The most effective way to deal with change in our lives is when we accept it and try not to fight it.  And then we find a way to adjust, adapt and move on.  As humans we crave stability, and that includes stability after a new or disruptive experience that may then lead us to a new sense of “normal”, a new baseline.  This takes some effort and getting used to. We all respond to change in our own manner, depending on the nature and intensity of the event and our personal skills and resilience.

How one can not only survive change but thrive through it as well?  It requires that we confront and accept the change and the new normal it creates and put our efforts towards problem solving a way to re-establish and achieve a new, revised sense of balance and a new normal. Some ways include modifying our response to new and evolving life events, persons, places, or circumstances; making an effort to do something different or do it in a different way; approaching a problem or a situation from a different angle; revising our thoughts, viewpoints, and opinions; or looking at ourselves from another perspective.

In other words, try to accept and engage with the change, be an active participant in the process and assume a new baseline, a new way of doing things, perhaps a new sense of ourself.  We must have the courage to move forward, to come to terms with the old past ways and leave them behind. It’s most helpful if we can identify and focus on those things we can control, let go of that which we cannot control, and understand that adapting to change in life is an ongoing process.  Adapting to change also means being flexible, able to respond to altered situations and conditions as they come up. It’s like the wavering palm tree in a tropical storm – able to bend and sway without breaking and return to calm, perhaps with a lost branch or two. And lastly, change requires that we learn to tolerate the uncertainty and unknowns in life, to manage any fears associated with that uncertainty, and be open and adept at adjusting our expectations and ways of thinking, doing and being.

The good news is that adapting to change and being flexible enables us to evolve, to grow as a person.  That’s not all bad.

Stay Well!

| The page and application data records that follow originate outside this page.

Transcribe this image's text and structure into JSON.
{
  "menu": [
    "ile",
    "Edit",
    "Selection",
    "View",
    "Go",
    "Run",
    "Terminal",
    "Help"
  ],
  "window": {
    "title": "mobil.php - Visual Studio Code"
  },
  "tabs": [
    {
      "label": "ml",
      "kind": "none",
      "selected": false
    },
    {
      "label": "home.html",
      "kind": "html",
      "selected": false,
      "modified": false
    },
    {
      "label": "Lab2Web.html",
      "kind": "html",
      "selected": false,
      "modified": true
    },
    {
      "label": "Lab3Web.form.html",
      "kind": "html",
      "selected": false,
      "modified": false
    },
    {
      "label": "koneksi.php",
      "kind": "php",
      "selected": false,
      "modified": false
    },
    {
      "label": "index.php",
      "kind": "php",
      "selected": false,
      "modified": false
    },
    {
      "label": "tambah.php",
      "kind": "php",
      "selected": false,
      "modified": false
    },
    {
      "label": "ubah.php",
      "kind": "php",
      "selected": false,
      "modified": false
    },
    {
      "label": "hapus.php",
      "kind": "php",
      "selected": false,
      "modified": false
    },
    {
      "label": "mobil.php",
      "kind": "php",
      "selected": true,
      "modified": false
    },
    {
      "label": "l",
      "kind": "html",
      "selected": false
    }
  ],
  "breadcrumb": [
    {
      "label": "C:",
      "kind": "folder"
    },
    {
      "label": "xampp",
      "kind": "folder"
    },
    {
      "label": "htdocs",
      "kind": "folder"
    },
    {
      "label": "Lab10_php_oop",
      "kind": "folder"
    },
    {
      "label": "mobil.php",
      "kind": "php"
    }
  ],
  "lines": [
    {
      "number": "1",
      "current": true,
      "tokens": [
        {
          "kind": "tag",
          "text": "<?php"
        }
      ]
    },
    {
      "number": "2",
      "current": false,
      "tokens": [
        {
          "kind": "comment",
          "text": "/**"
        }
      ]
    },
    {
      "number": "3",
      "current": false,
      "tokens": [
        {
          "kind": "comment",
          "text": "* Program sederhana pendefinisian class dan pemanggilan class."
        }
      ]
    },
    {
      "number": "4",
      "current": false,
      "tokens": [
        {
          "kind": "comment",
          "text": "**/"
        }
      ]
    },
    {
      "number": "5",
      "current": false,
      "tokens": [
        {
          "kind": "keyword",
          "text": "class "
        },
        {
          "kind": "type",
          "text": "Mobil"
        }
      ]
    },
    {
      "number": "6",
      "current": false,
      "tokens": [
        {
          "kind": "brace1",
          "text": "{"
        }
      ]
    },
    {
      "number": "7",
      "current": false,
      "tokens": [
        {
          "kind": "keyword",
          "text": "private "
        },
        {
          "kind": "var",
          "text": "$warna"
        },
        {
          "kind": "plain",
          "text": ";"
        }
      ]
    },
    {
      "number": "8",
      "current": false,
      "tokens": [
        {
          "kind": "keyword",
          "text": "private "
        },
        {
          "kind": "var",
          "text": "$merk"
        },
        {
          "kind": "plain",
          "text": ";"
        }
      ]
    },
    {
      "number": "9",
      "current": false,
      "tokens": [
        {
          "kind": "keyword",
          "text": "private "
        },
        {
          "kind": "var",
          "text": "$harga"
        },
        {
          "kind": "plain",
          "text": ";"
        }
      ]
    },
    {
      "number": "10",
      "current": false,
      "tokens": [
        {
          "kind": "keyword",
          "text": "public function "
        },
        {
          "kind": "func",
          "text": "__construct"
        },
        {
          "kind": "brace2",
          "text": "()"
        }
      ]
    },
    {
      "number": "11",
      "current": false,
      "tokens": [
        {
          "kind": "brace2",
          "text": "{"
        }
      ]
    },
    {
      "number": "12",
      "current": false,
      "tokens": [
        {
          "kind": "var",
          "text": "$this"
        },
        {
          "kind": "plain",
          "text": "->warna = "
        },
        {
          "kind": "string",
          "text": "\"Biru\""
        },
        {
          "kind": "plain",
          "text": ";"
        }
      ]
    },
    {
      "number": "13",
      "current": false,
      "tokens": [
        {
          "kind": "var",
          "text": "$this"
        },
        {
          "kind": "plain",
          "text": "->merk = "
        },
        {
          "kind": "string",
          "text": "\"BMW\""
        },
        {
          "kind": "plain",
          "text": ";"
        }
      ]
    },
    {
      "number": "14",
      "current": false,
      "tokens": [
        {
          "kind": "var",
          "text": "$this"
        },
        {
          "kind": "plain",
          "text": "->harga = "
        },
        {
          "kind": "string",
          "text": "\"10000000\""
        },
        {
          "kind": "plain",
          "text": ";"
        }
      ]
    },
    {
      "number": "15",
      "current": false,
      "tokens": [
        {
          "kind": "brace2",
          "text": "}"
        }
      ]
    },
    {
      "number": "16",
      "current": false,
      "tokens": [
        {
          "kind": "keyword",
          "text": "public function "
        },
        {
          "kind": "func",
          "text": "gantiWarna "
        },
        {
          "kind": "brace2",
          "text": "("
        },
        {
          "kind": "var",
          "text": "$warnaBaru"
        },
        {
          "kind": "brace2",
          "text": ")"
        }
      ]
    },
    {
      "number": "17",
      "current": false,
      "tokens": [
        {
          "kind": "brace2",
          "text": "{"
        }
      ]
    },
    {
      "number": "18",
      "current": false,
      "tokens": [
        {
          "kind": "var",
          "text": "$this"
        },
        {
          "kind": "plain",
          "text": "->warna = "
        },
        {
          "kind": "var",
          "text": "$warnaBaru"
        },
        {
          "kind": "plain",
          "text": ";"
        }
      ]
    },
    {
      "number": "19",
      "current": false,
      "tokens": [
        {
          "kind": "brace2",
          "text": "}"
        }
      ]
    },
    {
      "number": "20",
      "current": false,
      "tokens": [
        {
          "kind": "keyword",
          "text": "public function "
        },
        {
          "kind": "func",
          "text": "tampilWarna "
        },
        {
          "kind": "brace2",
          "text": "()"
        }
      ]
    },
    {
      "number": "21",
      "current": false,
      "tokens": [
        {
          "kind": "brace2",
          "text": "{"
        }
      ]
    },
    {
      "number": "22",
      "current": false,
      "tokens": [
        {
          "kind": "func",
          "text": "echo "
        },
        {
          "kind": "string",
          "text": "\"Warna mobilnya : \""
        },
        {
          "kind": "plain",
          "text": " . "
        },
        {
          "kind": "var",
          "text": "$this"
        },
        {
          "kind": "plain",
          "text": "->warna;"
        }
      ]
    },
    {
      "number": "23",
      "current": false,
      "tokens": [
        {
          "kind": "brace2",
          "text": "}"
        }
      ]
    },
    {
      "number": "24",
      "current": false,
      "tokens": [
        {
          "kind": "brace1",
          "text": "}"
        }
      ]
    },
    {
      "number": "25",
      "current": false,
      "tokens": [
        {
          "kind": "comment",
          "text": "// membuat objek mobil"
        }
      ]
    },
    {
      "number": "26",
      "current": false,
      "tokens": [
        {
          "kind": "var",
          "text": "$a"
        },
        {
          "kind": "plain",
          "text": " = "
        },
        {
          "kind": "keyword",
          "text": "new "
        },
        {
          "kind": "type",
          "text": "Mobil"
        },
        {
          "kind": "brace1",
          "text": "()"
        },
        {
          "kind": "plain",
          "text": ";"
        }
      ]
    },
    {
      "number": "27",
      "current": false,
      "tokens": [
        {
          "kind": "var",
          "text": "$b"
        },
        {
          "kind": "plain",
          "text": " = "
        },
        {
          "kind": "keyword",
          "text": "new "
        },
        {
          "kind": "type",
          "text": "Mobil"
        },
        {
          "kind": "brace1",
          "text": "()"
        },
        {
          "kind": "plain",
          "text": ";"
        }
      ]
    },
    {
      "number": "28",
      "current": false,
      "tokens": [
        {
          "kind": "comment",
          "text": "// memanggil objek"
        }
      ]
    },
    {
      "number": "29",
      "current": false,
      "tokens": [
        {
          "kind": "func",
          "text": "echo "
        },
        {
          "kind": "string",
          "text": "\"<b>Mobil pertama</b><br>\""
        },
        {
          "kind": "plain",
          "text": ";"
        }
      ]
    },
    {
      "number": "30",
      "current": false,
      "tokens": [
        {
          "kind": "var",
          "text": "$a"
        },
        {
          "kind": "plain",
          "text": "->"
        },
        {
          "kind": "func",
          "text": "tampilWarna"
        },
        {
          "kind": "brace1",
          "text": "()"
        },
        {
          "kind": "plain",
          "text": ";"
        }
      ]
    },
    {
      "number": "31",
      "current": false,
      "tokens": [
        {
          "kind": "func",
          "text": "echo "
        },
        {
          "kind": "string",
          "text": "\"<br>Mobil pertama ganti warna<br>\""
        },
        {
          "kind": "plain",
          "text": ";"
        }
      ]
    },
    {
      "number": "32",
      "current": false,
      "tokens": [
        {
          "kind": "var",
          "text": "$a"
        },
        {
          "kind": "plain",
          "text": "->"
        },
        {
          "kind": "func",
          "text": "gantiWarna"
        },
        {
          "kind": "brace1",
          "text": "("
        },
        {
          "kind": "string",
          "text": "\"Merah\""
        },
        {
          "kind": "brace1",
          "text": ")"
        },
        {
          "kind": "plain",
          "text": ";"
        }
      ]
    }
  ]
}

a version of this article was previously posted on Psychology Today

This entry was posted in Stressors. Bookmark the permalink. Post a comment or leave a trackback: Trackback URL.
  • Subscribe to the Blog

    Sign up to recieve the blog right in your inbox and receive a free excerpt of Reconnecting after Isolation: Coping with Anxiety, Depression, Grief, PTSD, and More
    • This field is for validation purposes and should be left unchanged.

  • Blog Categories

  • Archives


To view the content on
you must agree to our
Privacy and Terms of Use
by clicking “I agree”

I AGREE Decline